Component data from apps and pages
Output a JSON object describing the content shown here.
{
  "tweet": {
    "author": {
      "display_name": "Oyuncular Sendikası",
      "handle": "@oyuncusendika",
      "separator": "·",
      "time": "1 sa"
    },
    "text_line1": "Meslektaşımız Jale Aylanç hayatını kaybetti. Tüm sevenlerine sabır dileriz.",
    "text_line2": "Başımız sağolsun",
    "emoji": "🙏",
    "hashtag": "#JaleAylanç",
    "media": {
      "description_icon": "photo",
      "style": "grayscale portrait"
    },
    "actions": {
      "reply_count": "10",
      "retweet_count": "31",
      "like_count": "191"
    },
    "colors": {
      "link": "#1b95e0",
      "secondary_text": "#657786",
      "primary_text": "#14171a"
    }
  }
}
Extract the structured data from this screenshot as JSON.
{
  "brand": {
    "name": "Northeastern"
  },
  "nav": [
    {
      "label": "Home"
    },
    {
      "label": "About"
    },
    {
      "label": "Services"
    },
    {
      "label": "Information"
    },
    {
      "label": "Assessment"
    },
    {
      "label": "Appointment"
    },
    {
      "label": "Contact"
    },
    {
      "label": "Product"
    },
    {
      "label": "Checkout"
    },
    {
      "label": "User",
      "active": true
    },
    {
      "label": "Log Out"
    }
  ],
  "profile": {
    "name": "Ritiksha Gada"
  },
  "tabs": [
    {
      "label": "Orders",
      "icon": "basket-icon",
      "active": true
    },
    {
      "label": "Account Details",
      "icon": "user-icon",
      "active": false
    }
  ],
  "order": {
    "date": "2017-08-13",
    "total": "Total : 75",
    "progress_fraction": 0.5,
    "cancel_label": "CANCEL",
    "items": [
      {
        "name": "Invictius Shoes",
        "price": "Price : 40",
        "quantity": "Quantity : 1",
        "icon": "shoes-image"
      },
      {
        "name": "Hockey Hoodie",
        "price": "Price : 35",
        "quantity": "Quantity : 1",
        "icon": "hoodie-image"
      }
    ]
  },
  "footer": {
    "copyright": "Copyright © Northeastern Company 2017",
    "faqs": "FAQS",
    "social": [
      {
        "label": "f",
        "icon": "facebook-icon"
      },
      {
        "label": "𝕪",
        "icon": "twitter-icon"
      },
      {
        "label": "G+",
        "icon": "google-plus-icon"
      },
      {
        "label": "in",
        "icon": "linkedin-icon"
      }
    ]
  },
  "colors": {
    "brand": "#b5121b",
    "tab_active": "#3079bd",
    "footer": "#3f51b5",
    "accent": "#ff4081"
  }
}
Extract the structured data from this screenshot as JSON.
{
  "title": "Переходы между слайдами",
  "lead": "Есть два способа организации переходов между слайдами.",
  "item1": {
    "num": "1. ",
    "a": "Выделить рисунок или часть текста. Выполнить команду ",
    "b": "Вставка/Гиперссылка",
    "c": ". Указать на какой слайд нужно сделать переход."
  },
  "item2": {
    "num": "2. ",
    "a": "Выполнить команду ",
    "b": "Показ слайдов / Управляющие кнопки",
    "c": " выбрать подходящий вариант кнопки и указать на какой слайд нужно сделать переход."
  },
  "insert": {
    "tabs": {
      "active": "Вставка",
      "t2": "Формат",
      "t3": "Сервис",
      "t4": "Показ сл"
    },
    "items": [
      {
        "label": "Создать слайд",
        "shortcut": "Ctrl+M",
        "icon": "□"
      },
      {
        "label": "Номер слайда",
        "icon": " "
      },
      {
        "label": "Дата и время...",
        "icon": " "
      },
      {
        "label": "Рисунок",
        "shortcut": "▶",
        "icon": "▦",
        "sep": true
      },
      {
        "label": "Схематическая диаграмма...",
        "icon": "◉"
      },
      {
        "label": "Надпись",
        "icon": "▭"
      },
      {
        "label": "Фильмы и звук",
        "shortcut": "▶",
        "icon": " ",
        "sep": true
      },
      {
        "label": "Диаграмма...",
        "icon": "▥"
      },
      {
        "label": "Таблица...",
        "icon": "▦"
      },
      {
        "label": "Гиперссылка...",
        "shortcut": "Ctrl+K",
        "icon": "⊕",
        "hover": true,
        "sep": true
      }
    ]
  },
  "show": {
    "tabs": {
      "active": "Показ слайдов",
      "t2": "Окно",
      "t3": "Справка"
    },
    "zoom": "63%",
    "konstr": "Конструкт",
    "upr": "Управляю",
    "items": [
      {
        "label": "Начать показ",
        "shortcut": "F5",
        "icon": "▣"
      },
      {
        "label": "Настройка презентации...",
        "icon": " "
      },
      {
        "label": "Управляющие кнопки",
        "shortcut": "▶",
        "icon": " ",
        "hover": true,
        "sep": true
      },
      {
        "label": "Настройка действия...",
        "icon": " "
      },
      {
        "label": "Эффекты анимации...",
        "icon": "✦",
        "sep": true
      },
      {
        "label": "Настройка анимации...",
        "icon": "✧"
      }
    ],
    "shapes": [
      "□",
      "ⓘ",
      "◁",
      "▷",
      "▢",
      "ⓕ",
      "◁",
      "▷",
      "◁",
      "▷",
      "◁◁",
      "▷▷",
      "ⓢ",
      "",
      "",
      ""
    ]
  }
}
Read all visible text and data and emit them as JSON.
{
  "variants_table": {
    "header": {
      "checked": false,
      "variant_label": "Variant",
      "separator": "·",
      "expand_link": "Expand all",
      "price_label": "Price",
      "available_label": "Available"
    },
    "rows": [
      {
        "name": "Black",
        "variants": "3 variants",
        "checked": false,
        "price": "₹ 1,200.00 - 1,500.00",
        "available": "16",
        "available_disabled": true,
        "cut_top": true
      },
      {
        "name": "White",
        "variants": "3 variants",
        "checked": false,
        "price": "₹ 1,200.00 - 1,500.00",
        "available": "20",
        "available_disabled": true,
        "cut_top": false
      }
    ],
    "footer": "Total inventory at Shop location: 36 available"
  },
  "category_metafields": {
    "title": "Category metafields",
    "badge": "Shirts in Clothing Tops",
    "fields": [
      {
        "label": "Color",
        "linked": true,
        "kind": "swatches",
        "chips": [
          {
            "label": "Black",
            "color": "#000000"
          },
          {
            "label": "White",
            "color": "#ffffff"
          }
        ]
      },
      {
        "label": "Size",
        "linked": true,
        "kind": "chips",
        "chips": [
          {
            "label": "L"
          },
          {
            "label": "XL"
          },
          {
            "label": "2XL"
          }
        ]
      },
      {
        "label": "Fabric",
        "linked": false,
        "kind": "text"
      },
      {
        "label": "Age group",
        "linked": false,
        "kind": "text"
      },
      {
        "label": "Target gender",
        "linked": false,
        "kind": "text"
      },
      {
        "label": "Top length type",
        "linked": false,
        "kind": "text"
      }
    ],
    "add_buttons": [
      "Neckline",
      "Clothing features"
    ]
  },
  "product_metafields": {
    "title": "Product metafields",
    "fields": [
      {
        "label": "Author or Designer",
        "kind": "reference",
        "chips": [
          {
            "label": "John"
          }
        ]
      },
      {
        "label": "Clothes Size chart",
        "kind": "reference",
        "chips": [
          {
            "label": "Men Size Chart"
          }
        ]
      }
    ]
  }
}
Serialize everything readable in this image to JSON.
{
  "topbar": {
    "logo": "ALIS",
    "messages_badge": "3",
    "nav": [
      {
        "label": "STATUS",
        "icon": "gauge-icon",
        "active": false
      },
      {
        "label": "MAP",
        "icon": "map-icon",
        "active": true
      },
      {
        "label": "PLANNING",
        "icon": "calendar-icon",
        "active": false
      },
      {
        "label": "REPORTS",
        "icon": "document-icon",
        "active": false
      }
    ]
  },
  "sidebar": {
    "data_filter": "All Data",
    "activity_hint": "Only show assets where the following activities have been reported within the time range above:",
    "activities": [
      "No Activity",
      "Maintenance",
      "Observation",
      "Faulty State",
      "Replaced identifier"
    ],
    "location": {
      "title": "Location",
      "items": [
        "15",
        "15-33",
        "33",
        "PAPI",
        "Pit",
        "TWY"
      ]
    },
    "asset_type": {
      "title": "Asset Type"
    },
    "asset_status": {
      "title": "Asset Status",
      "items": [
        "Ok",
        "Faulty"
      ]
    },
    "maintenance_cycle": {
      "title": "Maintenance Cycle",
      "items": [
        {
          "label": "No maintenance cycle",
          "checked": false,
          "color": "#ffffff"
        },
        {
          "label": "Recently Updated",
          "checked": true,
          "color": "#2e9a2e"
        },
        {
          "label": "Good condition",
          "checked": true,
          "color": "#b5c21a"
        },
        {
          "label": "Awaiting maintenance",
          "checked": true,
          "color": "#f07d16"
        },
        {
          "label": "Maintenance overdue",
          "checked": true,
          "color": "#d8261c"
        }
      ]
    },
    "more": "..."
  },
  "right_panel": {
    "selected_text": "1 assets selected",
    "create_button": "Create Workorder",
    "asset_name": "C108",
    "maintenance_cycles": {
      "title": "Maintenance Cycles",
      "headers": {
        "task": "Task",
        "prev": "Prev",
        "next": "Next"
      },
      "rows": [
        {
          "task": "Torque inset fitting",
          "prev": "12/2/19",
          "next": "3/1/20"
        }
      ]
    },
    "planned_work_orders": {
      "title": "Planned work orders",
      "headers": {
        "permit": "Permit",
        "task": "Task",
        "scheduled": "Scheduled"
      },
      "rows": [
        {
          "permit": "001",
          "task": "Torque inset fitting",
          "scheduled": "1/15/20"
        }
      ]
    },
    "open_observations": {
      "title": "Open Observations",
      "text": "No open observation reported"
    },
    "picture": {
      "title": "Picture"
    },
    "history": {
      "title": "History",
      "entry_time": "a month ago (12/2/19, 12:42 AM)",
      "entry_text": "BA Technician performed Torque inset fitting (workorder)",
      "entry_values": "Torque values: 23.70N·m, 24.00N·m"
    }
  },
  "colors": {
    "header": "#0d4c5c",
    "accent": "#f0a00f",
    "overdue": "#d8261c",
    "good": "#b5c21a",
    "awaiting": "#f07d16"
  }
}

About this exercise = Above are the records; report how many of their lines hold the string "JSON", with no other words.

Task output = 5